Managing screen time isn’t just something parents need to do for their kids. It’s also something we need to do for ourselves.
As we move towards a new year, here are our 10 most popular articles of 2019 (plus five of our personal favourites).
Even these elite athlete need a little help to make sure screen time doesn’t get in the way of getting enough sleep.
Thanks to funding from the federal government, the Early Years Physical Literacy Research Team will move on to phase two.
November 20 marks the 30th anniversary of the United Nations Convention on the Rights of the Child.
Here’s how parents can know when to intervene in their children’s risky play, and how to help facilitate acceptable risk.
In this episode, Active for Life editor-in-chief Richard Monette talks with John O’Sullivan, founder of Changing the Game Project.
Here are some things you can do to increase your child’s chances of finding success and fulfillment in their sport.
Most people think of libraries as places for quiet contemplation. But it turns out libraries today are not just places where people can go to read and check out books—they’re increasingly becoming community hubs where families can access a wide variety of activities and resources to be physically and mentally active. In this month’s podcast, Active … Continued
The Ability Toolkit: A Resource for Parents of Children and Youth with a Disability is an information booklet intended to aid parents in helping children of all abilities to meet the physical activity recommendations of the Canadian 24-Hour Movement Guidelines. The toolkit explains the guidelines, provides advice for modifying physical activities to make them more … Continued
At first, the concept doesn’t seem groundbreaking: Help kids play and enjoy sports.
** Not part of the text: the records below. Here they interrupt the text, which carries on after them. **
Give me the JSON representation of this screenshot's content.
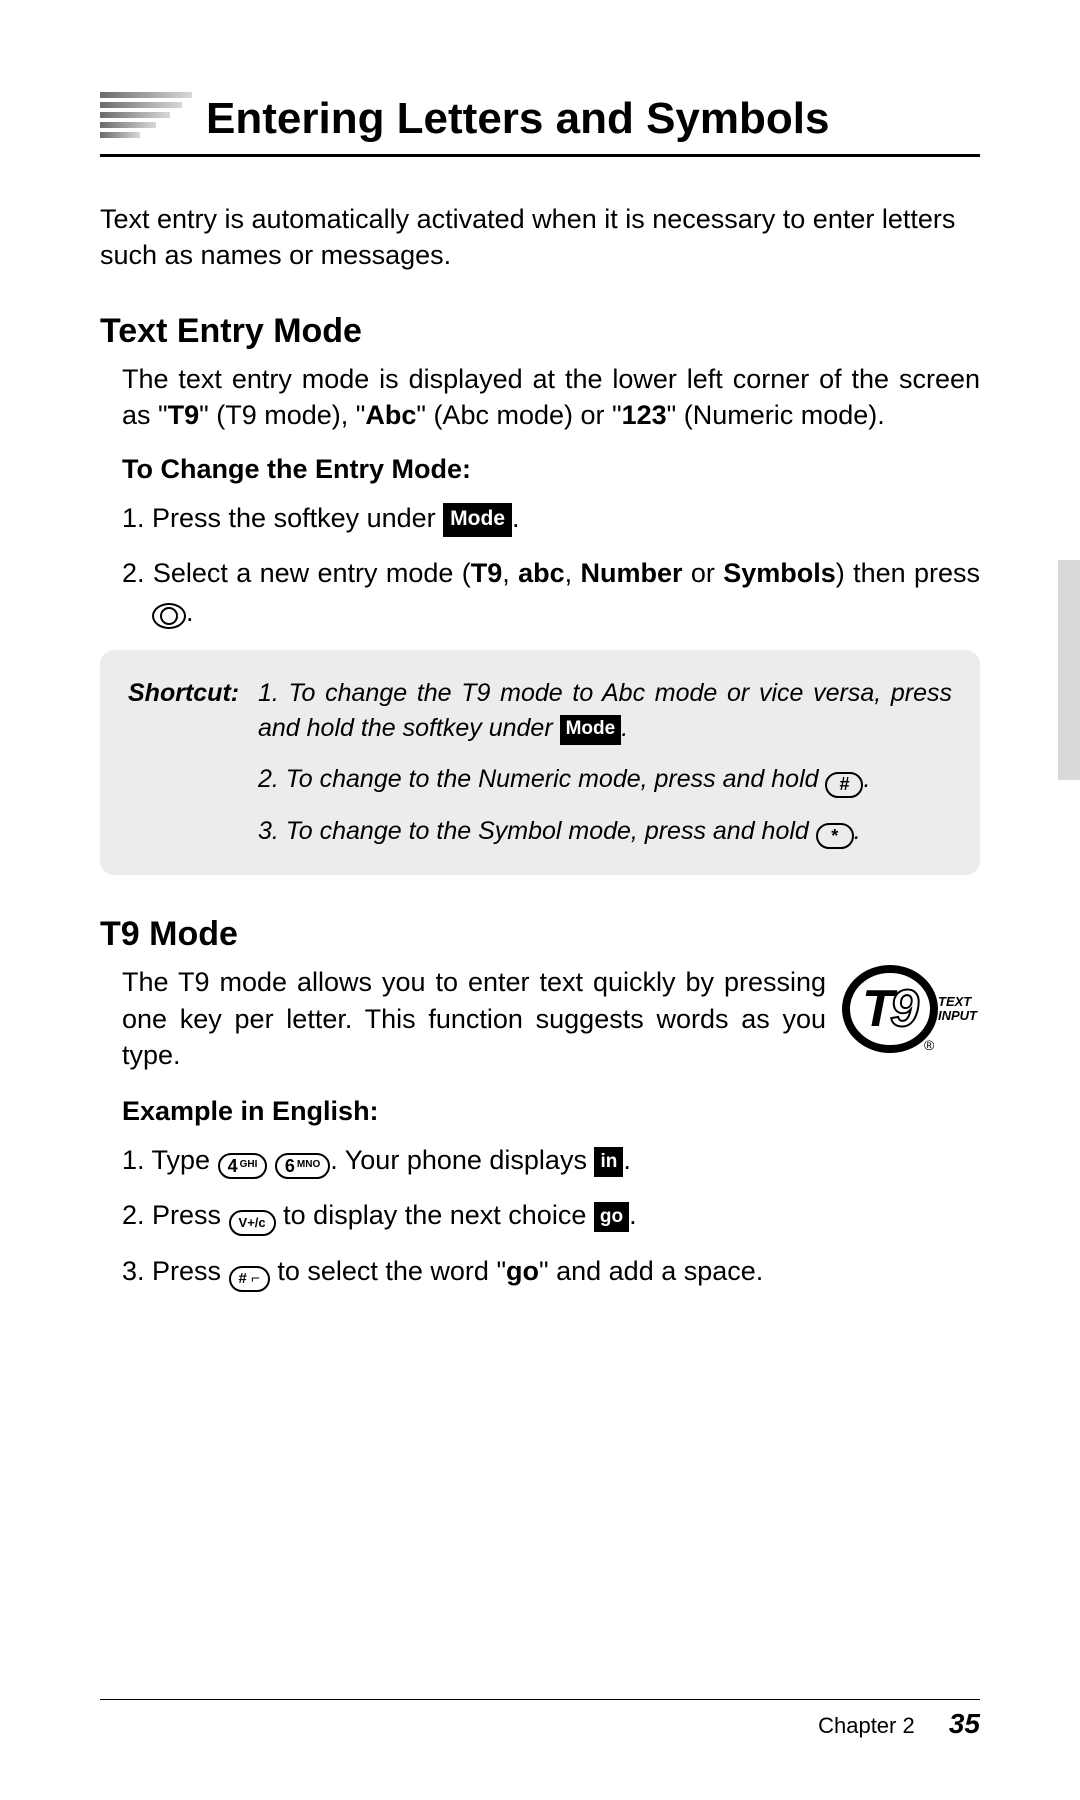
{
  "page_title": "Entering Letters and Symbols",
  "intro": "Text entry is automatically activated when it is necessary to enter letters such as names or messages.",
  "text_entry": {
    "heading": "Text Entry Mode",
    "para_a": "The text entry mode is displayed at the lower left corner of the screen as \"",
    "t9": "T9",
    "para_b": "\" (T9 mode), \"",
    "abc": "Abc",
    "para_c": "\" (Abc mode) or \"",
    "num": "123",
    "para_d": "\" (Numeric mode).",
    "change_heading": "To Change the Entry Mode:",
    "step1_a": "1. Press the softkey under ",
    "mode_label": "Mode",
    "step1_b": ".",
    "step2_a": "2. Select a new entry mode (",
    "s2_t9": "T9",
    "s2_sep1": ", ",
    "s2_abc": "abc",
    "s2_sep2": ", ",
    "s2_num": "Number",
    "s2_sep3": " or ",
    "s2_sym": "Symbols",
    "s2_end": ") then press ",
    "s2_dot": "."
  },
  "shortcut": {
    "label": "Shortcut:",
    "r1_a": "1. To change the T9 mode to Abc mode or vice versa, press and hold the softkey under ",
    "r1_b": ".",
    "r2": "2. To change to the Numeric mode, press and hold ",
    "r2_key": "#",
    "r2_b": ".",
    "r3": "3. To change to the Symbol mode, press and hold ",
    "r3_key": "*",
    "r3_b": "."
  },
  "t9": {
    "heading": "T9 Mode",
    "para": "The T9 mode allows you to enter text quickly by pressing one key per letter. This function suggests words as you type.",
    "logo_text": "TEXT",
    "logo_input": "INPUT",
    "example_heading": "Example in English:",
    "s1_a": "1.  Type ",
    "k4": "4",
    "k4s": "GHI",
    "k6": "6",
    "k6s": "MNO",
    "s1_b": ". Your phone displays  ",
    "disp1": "in",
    "s1_c": ".",
    "s2_a": "2.  Press ",
    "kv": "V+/c",
    "s2_b": " to display the next choice  ",
    "disp2": "go",
    "s2_c": ".",
    "s3_a": "3.  Press ",
    "k_hash": "# ⌐",
    "s3_b": " to select the word \"",
    "s3_go": "go",
    "s3_c": "\" and add a space."
  },
  "footer": {
    "chapter": "Chapter 2",
    "page": "35"
  }
}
But, as a recent New York Times op-ed points out, Norway’s approach to youth and sport is different because it really puts children, and their priorities, at its centre. In the article, Tom Farrey explores how the country places value on kids’ … Continued
Risky play can be an intimidating concept for parents and caregivers to try to implement with their children. How much risk is too much? How can play remain safe? Dr. Mariana Brussoni recognizes the dilemma. In fact, she’s an expert on the subject. Her research focuses on caregivers’ perceptions of risk and safety when it … Continued